Here are their offerings as of February 2021.
Microsoft Office 365
While there’s no evidence that Google’s data mining within search and free email accounts extends to their paid Workspace offering, the question of trust cannot be omitted from the process of choosing a suite for your business. Neither Microsoft nor Google is fully immune from collecting data from users, but to date, Microsoft doesn’t have a history of selling that data to third parties for advertising revenue.
Consider, too, the business models of both Microsoft and Google. Google began as a search engine, and has branched into business and other tools. Microsoft has a foundation built on computer technology, operating systems, and consistently works towards security—most recently with the acquisition of CyberX in 2020.
If security is tantamount to your business practice, this point is worth consideration. Could you risk your business’ data being exposed?
Need a second opinion? Dig in to some other comparisons between the two suites:
Ready to Make a Change?
So, you’ve reviewed all of the features and benefits and decided that you’re ready to take the plunge. Know that an adjustment to the fundamental ways your employees do business is probably going to require employee training. Expect a temporary drop in productivity while everyone gets used to the new system, but know that your IT partner or Managed Services Provider should be there with you every step of the way to provide training and handle any hiccups.
When you’re ready to choose a new suite of tools, have the answers to the following questions:
What does your business use as their operating system (OS)?Windows is the most common OS in the business world and works well with both Microsoft Office and Google Workspace. If everyone is already outfitted with Chromebooks or iPads for everyday business, expect a bit more of a shakeup as your IT partner will need to ensure that operating systems, local storage, and other settings are compatible with the suite of tools that you choose.
Do specific employees or roles require specific tools?Before making the switch, make sure that the suite you choose is compatible with their essential work. This may involve a trial run. Be prepared to listen to your employees and offer alternatives that meet their needs. Consider, too, how and why employees share files outside of your organization. Will they need to convert files or upload them to another interface to share easily in a format that both parties can work with?
When is training?Be ready to kick off integration of your new suite with some intensive training. This should cover not only how each application works or how it works differently from what an employee is used to but also security changes, sharing, and what to do for troubleshooting. Consider adding any recurring issues to an annual training seminar to keep employees up to date on the most relevant issues.
What Does Anderson Technologies Recommend?

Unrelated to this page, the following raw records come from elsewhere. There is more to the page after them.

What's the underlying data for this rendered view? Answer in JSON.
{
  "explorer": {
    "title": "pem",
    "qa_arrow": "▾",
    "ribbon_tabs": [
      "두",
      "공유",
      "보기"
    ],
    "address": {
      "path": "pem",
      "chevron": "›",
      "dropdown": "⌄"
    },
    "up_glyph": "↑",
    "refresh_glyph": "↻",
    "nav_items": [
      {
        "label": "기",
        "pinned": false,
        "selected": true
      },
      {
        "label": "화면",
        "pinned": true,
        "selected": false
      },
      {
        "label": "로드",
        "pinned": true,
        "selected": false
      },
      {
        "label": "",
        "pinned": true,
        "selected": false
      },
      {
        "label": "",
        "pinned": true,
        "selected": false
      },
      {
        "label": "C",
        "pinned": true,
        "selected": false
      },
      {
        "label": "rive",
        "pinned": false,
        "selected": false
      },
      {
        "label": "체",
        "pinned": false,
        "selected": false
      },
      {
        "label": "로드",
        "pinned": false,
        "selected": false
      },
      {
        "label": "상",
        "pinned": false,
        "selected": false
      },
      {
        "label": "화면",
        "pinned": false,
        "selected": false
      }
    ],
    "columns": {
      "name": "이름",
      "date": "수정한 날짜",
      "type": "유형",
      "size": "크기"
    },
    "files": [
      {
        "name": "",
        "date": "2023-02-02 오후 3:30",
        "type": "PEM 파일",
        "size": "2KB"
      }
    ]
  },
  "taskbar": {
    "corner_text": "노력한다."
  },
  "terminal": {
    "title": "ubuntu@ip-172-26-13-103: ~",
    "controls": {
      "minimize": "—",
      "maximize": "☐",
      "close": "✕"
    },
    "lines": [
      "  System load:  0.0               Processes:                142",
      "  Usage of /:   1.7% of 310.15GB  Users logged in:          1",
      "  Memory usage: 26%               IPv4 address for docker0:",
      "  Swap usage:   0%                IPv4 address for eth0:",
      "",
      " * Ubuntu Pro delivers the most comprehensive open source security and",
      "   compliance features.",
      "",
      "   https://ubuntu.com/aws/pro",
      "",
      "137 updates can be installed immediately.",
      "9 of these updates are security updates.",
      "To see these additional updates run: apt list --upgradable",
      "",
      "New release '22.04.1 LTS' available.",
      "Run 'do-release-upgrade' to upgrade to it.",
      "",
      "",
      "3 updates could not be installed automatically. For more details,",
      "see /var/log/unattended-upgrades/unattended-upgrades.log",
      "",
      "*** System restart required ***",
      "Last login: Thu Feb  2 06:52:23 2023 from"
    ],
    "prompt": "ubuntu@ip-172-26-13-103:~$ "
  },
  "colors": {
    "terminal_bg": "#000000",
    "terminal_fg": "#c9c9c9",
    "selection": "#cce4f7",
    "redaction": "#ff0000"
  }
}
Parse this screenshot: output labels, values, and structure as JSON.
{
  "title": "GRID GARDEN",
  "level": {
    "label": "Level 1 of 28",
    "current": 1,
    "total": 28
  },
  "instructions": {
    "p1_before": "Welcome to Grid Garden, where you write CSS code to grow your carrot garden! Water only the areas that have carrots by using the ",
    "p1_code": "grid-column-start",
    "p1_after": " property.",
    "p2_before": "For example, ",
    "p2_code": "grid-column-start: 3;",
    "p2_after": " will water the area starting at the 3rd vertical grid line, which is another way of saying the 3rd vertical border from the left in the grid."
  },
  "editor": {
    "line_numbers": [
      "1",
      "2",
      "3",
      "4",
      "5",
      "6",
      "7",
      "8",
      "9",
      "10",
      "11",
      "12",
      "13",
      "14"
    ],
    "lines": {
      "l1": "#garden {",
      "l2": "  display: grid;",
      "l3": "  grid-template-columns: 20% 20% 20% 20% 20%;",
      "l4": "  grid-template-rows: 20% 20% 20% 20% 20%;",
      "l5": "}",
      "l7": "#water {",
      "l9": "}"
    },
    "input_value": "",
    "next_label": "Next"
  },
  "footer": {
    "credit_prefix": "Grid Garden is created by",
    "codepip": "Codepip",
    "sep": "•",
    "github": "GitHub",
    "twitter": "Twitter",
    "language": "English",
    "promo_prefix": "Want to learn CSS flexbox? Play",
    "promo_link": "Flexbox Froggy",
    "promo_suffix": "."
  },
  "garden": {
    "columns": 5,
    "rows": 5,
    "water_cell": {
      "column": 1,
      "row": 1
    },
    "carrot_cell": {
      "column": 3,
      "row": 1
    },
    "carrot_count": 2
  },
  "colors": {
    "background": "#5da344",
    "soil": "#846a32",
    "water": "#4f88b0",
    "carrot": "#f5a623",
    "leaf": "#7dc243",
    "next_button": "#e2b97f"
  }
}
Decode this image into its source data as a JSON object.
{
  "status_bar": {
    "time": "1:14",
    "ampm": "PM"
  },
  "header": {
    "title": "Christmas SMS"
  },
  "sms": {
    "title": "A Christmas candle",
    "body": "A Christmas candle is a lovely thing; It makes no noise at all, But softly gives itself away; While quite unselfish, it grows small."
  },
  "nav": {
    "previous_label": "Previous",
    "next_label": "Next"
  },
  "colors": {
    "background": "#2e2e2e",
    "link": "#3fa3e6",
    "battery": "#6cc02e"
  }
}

While we’re happy to work with clients using either suite, Anderson Technologies recommends Microsoft Office 365 as the more robust business solution. In our experience, the features provided within each app in the Office 365 suite offer users a substantial edge over Google Workspace and for a comparable price. Combine those features with Windows 10 integration, the power and customizability of Microsoft Azure, and a better data protection reputation, and Microsoft Office 365 comes away as our winner.
Whether you are starting a business from the ground up or looking to make a change, Anderson Technologies is ready to help you make the best choice. As an IT partner or a managed services provider, Anderson Technologies treats your business as our own, putting the same level of consideration and caution into our recommendations and remediations.